Yellow S on blue background with lungs short of breath icon.

Shortness of breath after light activity or lying down

Yellow T on blue background with tiredness icon.

Tiredness, even if they've had plenty of sleep

Yellow E on blue background with swollen ankles icon.

Edema (swelling of the ankles and feet)

Yellow N on blue background with magnifying glass, not feeling like yourself icon.

Not feeling like yourself (missing out on daily activities)

Aortic stenosis doesn’t always come with symptoms at first.

Sometimes you can develop aortic stenosis (AS) and not have symptoms right away. Other diseases and illness, like chronic obstructive pulmonary disease (COPD) and COVID-19, have similar symptoms.

This is why it’s so important to ask your doctor about an echocardiogram. It’s one of the most accurate ways to tell if you or a loved one has AS.

Are you or a loved one at risk of aortic stenosis?

Answer a few simple questions and get a personalized discussion guide to go over with your doctor.

Hi, are you taking this for you or someone else?

1

Please select an option.

Age

2

How old are you?

Please select an option.

Family history

3

Does your family have a history of heart conditions?

Please select an option.

Murmur

4

Have you been checked for an abnormal heart murmur?

Please select an option.

Echocardiogram

5

Have you ever had an echocardiogram, a simple heart ultrasound?

Please select an option.

Activity level

6

Compared to 6 months ago, do you still do daily activities and hobbies you’ve always enjoyed? (long walks, golf, cooking, time with family/friends, going to the store, etc.)

Please select an option.

Signs/Symptoms

7

Which of the below sound like you?

Please select an option.

Progress

0 of 7 questions completed

Hi, are you taking this for you or someone else?

1

Please select an option.

Age

2

How old are they?

Please select an option.

Family history

3

Do they have a family history of heart conditions?

Please select an option.

Murmur

4

Have they been checked for an abnormal heart murmur?

Please select an option.

Echocardiogram

5

Have they ever had an echocardiogram, a simple heart ultrasound?

Please select an option.

Activity level

6

Compared to 6 months ago, does it seem like they're avoiding their daily activities and hobbies they’ve always enjoyed? (long walks, golf, cooking, time with family/friends, going to the store, etc.)
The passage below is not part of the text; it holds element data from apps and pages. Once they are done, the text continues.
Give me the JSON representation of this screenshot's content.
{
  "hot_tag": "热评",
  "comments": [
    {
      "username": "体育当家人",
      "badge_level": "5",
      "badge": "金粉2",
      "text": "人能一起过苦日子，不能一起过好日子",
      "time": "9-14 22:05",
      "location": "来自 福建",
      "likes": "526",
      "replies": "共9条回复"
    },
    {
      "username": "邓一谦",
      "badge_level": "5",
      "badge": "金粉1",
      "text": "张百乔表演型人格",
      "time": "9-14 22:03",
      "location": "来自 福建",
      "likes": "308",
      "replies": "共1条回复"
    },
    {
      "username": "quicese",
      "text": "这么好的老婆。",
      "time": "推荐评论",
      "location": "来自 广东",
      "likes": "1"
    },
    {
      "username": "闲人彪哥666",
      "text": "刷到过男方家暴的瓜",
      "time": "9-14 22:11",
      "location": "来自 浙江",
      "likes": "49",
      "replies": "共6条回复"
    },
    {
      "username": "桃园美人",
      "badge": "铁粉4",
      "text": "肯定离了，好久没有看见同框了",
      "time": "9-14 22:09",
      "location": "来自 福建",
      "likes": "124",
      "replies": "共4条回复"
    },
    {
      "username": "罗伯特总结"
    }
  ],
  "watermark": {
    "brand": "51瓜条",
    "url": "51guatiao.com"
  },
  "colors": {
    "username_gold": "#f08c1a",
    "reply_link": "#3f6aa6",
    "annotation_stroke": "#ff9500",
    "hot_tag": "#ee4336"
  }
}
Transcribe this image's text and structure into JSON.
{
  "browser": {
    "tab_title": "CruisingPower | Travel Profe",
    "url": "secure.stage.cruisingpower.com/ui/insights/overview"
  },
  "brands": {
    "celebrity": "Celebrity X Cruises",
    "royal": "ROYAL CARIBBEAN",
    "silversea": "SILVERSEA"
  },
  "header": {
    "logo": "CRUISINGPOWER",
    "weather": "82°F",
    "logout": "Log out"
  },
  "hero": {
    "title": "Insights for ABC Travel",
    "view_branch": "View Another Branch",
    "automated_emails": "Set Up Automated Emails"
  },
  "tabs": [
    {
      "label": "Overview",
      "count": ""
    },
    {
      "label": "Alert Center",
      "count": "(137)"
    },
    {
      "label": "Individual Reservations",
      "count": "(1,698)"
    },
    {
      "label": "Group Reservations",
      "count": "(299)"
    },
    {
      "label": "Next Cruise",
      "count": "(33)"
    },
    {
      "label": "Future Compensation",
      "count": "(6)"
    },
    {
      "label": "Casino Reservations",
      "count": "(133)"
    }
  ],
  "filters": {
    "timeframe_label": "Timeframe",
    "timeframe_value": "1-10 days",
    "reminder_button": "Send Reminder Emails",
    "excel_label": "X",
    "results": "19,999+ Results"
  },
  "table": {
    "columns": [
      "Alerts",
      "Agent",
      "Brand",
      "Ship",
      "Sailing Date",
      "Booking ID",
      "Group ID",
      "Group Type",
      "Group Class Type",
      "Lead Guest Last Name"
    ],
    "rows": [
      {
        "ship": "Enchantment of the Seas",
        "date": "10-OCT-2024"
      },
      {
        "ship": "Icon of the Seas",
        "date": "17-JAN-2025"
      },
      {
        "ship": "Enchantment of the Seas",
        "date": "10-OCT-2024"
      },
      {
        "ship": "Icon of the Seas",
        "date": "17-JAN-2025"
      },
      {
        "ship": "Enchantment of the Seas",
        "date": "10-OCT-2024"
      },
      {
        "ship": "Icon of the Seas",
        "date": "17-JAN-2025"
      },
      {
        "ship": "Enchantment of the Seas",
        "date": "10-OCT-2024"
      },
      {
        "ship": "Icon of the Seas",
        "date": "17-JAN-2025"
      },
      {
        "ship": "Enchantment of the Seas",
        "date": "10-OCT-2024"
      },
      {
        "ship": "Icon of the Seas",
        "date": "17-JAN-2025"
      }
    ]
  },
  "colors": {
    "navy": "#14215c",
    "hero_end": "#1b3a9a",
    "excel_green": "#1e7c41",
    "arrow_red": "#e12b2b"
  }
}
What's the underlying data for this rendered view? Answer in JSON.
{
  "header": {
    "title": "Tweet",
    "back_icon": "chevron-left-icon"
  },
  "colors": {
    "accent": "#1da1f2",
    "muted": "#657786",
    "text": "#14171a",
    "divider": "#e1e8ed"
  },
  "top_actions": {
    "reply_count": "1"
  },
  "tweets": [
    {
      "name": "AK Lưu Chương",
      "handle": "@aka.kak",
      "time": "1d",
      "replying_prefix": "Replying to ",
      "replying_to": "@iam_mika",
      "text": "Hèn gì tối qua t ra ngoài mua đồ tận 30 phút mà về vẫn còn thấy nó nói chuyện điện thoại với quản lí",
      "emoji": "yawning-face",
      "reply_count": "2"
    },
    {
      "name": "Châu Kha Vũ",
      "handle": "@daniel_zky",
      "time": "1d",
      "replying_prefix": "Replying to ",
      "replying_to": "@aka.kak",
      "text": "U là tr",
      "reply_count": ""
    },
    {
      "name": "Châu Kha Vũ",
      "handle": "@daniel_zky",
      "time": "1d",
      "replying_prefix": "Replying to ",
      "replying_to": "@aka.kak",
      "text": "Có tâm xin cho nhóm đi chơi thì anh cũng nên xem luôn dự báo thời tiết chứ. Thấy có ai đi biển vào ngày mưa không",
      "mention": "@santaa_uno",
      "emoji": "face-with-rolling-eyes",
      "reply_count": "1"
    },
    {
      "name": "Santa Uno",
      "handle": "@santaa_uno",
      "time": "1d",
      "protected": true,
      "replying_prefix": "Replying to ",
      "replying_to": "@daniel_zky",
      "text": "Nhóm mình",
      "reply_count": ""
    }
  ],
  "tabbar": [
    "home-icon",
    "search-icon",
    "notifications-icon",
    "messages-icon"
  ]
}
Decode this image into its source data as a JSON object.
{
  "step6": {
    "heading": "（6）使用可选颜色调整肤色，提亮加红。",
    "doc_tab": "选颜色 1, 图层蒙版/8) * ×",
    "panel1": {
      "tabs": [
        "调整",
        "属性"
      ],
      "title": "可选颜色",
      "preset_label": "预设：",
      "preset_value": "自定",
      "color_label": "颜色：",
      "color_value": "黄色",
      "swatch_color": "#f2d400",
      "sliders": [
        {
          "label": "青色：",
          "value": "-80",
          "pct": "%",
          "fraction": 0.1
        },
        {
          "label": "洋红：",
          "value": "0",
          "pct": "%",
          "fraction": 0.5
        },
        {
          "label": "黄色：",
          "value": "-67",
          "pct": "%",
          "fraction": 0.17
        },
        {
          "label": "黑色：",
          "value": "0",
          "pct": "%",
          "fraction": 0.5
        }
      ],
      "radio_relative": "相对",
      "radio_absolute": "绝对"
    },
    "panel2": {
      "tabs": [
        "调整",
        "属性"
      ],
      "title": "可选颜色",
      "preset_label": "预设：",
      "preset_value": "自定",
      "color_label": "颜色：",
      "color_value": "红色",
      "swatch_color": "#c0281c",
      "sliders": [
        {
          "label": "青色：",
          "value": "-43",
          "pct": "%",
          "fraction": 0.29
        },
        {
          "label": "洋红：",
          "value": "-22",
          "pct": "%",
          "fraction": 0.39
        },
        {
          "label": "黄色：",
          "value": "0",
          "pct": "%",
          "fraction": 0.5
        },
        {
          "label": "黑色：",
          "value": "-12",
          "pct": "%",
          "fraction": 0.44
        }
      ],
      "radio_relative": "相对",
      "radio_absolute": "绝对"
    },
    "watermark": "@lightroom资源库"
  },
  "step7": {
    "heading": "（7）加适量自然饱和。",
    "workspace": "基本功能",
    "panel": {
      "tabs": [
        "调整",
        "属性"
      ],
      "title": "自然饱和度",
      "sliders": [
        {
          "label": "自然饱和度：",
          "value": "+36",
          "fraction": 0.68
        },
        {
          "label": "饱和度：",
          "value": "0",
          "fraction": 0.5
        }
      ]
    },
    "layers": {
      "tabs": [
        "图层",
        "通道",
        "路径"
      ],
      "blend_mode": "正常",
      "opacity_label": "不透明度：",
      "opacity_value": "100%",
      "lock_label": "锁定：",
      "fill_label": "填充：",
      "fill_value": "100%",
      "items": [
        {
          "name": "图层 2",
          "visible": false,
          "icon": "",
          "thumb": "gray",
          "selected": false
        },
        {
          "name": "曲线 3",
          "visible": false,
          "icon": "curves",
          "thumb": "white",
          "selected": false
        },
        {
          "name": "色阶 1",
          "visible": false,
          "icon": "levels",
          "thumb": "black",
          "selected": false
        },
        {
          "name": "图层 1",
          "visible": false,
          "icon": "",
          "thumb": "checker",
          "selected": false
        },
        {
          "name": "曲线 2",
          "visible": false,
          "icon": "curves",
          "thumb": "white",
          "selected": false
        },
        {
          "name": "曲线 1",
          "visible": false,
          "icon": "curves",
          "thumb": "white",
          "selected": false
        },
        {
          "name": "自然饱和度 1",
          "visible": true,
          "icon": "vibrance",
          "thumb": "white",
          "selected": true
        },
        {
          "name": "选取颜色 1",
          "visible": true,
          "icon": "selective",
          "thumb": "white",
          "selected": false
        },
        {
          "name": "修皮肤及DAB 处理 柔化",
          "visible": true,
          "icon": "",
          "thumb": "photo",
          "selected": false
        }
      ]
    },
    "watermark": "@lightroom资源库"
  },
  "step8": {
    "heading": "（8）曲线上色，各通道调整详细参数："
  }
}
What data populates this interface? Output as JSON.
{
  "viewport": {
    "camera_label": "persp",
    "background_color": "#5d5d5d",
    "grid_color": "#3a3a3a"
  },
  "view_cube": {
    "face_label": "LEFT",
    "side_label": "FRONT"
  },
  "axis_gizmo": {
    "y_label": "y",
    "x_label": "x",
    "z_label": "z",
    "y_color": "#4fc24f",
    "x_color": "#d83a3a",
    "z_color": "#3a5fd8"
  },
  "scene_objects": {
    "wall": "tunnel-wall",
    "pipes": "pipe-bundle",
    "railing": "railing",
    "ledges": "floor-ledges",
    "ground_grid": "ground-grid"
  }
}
Please select an option.

Signs/Symptoms

7

Which of the below sound like them?

Please select an option.

Progress

0 of 7 questions completed

Your heart is in your hands.
Take control of aortic stenosis today

Up to 50% of people with severe symptomatic aortic stenosis may die within just 2 years of first showing symptoms if left untreated.

There’s no way to prevent aortic stenosis (AS), but you can stay on top of it with routine echocardiograms and different treatment options. Together, you and your doctor will discuss the best treatment option for you. It’s important you receive treatment as soon as possible since AS gets worse over time.

Yellow heart encompassed by a turquoise arrow on blue background

Transcatheter procedure

If you’ve been diagnosed with severe AS, your doctor may recommend a transcatheter procedure. It’s a less invasive way to repair or replace your valve using a small tube, typically inserted in your leg, instead of an incision across your chest.

Yellow heart outline icon on blue background

Open heart surgery

Your doctor may recommend open heart surgery, which requires an incision to get to your valve and replace it. The incision is usually the full length of your chest, but sometimes it can be smaller. Once the incision is made, your old valve is removed and a replacement is surgically inserted.

Yellow heart cupped in a turquoise hand on blue background

Medical management

If you’ve been diagnosed with mild or moderate AS, your doctor may suggest monitoring your condition with regular follow-ups. Make sure to let your doctor know if your symptoms get worse or change and remember to get an echocardiogram regularly since AS gets worse over time.

Patient getting an echocardiogram while looking at the ultrasound monitor and smiling doctor.

Already diagnosed with aortic stenosis?
Interested in learning about treatment options?

Take control today

Next section

What’s a leaky valve?